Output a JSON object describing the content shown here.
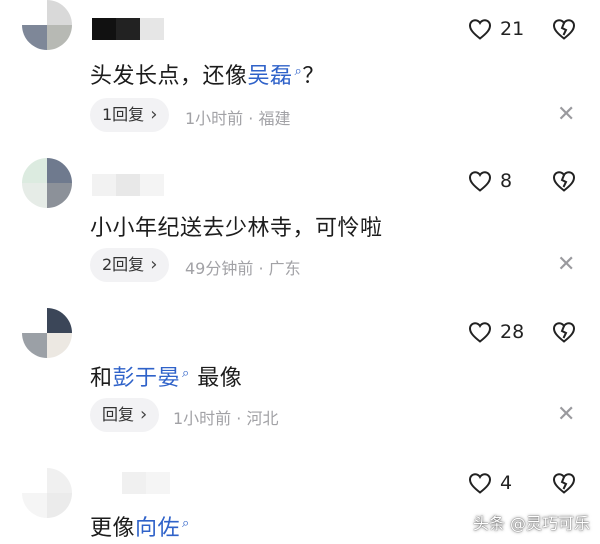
{
  "comments": [
    {
      "prefix": "头发长点，还像",
      "mention": "吴磊",
      "suffix": "？",
      "reply_label": "1回复",
      "meta": "1小时前 · 福建",
      "likes": "21"
    },
    {
      "prefix": "小小年纪送去少林寺，可怜啦",
      "mention": "",
      "suffix": "",
      "reply_label": "2回复",
      "meta": "49分钟前 · 广东",
      "likes": "8"
    },
    {
      "prefix": "和",
      "mention": "彭于晏",
      "suffix": " 最像",
      "reply_label": "回复",
      "meta": "1小时前 · 河北",
      "likes": "28"
    },
    {
      "prefix": "更像",
      "mention": "向佐",
      "suffix": "",
      "likes": "4"
    }
  ],
  "icons": {
    "like": "heart-outline-icon",
    "dislike": "broken-heart-icon",
    "close": "close-icon",
    "search": "search-icon",
    "chevron": "chevron-right-icon"
  },
  "colors": {
    "mention": "#2f62c9",
    "meta": "#a2a2a6",
    "reply_bg": "#f2f2f4"
  },
  "watermark": "头条 @灵巧可乐"
}
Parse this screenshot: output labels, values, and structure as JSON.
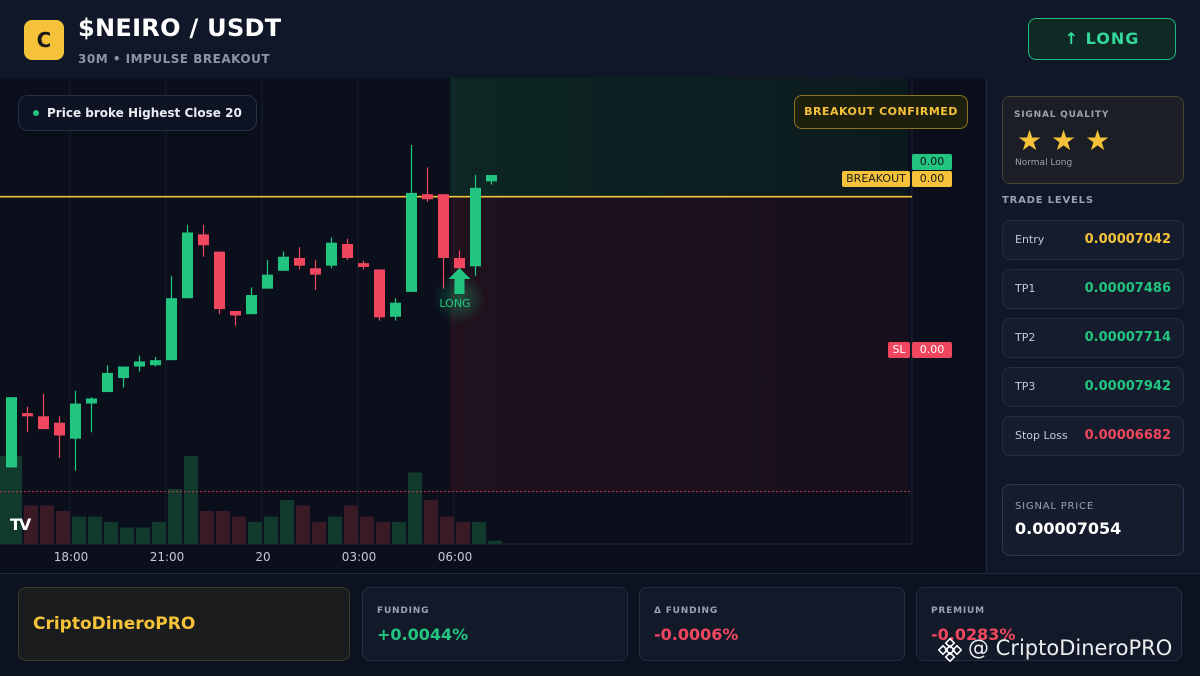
{
  "header": {
    "logo_letter": "C",
    "pair": "$NEIRO / USDT",
    "subtitle": "30M • IMPULSE BREAKOUT",
    "signal_button": "↑ LONG"
  },
  "chart": {
    "info_pill": "Price broke Highest Close 20",
    "badge": "BREAKOUT CONFIRMED",
    "breakout_tag": "BREAKOUT",
    "breakout_value": "0.00",
    "top_value": "0.00",
    "sl_tag": "SL",
    "sl_value": "0.00",
    "long_label": "LONG",
    "x_ticks": [
      "18:00",
      "21:00",
      "20",
      "03:00",
      "06:00"
    ],
    "tv_logo": "TV",
    "colors": {
      "up": "#22c57f",
      "down": "#f0475f",
      "breakout": "#f5c23a",
      "sl": "#f0475f"
    },
    "candles": [
      {
        "o": 6.72e-05,
        "h": 6.83e-05,
        "l": 6.72e-05,
        "c": 6.83e-05
      },
      {
        "o": 6.805e-05,
        "h": 6.815e-05,
        "l": 6.775e-05,
        "c": 6.8e-05
      },
      {
        "o": 6.8e-05,
        "h": 6.835e-05,
        "l": 6.78e-05,
        "c": 6.78e-05
      },
      {
        "o": 6.79e-05,
        "h": 6.8e-05,
        "l": 6.735e-05,
        "c": 6.77e-05
      },
      {
        "o": 6.765e-05,
        "h": 6.84e-05,
        "l": 6.715e-05,
        "c": 6.82e-05
      },
      {
        "o": 6.82e-05,
        "h": 6.83e-05,
        "l": 6.775e-05,
        "c": 6.828e-05
      },
      {
        "o": 6.838e-05,
        "h": 6.88e-05,
        "l": 6.838e-05,
        "c": 6.868e-05
      },
      {
        "o": 6.86e-05,
        "h": 6.875e-05,
        "l": 6.845e-05,
        "c": 6.878e-05
      },
      {
        "o": 6.878e-05,
        "h": 6.895e-05,
        "l": 6.87e-05,
        "c": 6.886e-05
      },
      {
        "o": 6.88e-05,
        "h": 6.893e-05,
        "l": 6.878e-05,
        "c": 6.888e-05
      },
      {
        "o": 6.888e-05,
        "h": 7.02e-05,
        "l": 6.888e-05,
        "c": 6.985e-05
      },
      {
        "o": 6.985e-05,
        "h": 7.1e-05,
        "l": 6.985e-05,
        "c": 7.088e-05
      },
      {
        "o": 7.085e-05,
        "h": 7.1e-05,
        "l": 7.05e-05,
        "c": 7.068e-05
      },
      {
        "o": 7.058e-05,
        "h": 7.058e-05,
        "l": 6.96e-05,
        "c": 6.968e-05
      },
      {
        "o": 6.965e-05,
        "h": 6.965e-05,
        "l": 6.942e-05,
        "c": 6.958e-05
      },
      {
        "o": 6.96e-05,
        "h": 7.002e-05,
        "l": 6.96e-05,
        "c": 6.99e-05
      },
      {
        "o": 7e-05,
        "h": 7.045e-05,
        "l": 7e-05,
        "c": 7.022e-05
      },
      {
        "o": 7.028e-05,
        "h": 7.058e-05,
        "l": 7.028e-05,
        "c": 7.05e-05
      },
      {
        "o": 7.048e-05,
        "h": 7.065e-05,
        "l": 7.03e-05,
        "c": 7.036e-05
      },
      {
        "o": 7.032e-05,
        "h": 7.045e-05,
        "l": 6.998e-05,
        "c": 7.022e-05
      },
      {
        "o": 7.036e-05,
        "h": 7.08e-05,
        "l": 7.032e-05,
        "c": 7.072e-05
      },
      {
        "o": 7.07e-05,
        "h": 7.078e-05,
        "l": 7.045e-05,
        "c": 7.048e-05
      },
      {
        "o": 7.04e-05,
        "h": 7.044e-05,
        "l": 7.03e-05,
        "c": 7.034e-05
      },
      {
        "o": 7.03e-05,
        "h": 7.03e-05,
        "l": 6.95e-05,
        "c": 6.955e-05
      },
      {
        "o": 6.956e-05,
        "h": 6.985e-05,
        "l": 6.95e-05,
        "c": 6.978e-05
      },
      {
        "o": 6.995e-05,
        "h": 7.225e-05,
        "l": 6.995e-05,
        "c": 7.15e-05
      },
      {
        "o": 7.148e-05,
        "h": 7.19e-05,
        "l": 7.136e-05,
        "c": 7.14e-05
      },
      {
        "o": 7.148e-05,
        "h": 7.148e-05,
        "l": 7e-05,
        "c": 7.048e-05
      },
      {
        "o": 7.048e-05,
        "h": 7.06e-05,
        "l": 7.01e-05,
        "c": 7.032e-05
      },
      {
        "o": 7.035e-05,
        "h": 7.178e-05,
        "l": 7.02e-05,
        "c": 7.158e-05
      },
      {
        "o": 7.168e-05,
        "h": 7.178e-05,
        "l": 7.163e-05,
        "c": 7.178e-05
      }
    ],
    "volumes": [
      0.16,
      0.07,
      0.07,
      0.06,
      0.05,
      0.05,
      0.04,
      0.03,
      0.03,
      0.04,
      0.1,
      0.16,
      0.06,
      0.06,
      0.05,
      0.04,
      0.05,
      0.08,
      0.07,
      0.04,
      0.05,
      0.07,
      0.05,
      0.04,
      0.04,
      0.13,
      0.08,
      0.05,
      0.04,
      0.04,
      0.006
    ],
    "volume_at_left_edge": 0.16,
    "breakout_level": 7.144e-05,
    "sl_level": 6.682e-05,
    "y_range": [
      6.6e-05,
      7.33e-05
    ]
  },
  "sidebar": {
    "quality_title": "SIGNAL QUALITY",
    "stars": [
      "★",
      "★",
      "★"
    ],
    "quality_text": "Normal Long",
    "trade_levels_title": "TRADE LEVELS",
    "levels": [
      {
        "name": "Entry",
        "value": "0.00007042",
        "color": "#f5c23a"
      },
      {
        "name": "TP1",
        "value": "0.00007486",
        "color": "#22c57f"
      },
      {
        "name": "TP2",
        "value": "0.00007714",
        "color": "#22c57f"
      },
      {
        "name": "TP3",
        "value": "0.00007942",
        "color": "#22c57f"
      },
      {
        "name": "Stop Loss",
        "value": "0.00006682",
        "color": "#f0475f"
      }
    ],
    "signal_price_title": "SIGNAL PRICE",
    "signal_price": "0.00007054"
  },
  "footer": {
    "brand": "CriptoDineroPRO",
    "stats": [
      {
        "title": "FUNDING",
        "value": "+0.0044%",
        "color": "#22c57f"
      },
      {
        "title": "Δ FUNDING",
        "value": "-0.0006%",
        "color": "#f0475f"
      },
      {
        "title": "PREMIUM",
        "value": "-0.0283%",
        "color": "#f0475f"
      }
    ],
    "watermark": "@ CriptoDineroPRO"
  }
}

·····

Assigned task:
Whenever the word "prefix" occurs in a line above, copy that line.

Worked solution:
      "prefix": "头发长点，还像",
      "prefix": "小小年纪送去少林寺，可怜啦",
      "prefix": "和",
      "prefix": "更像",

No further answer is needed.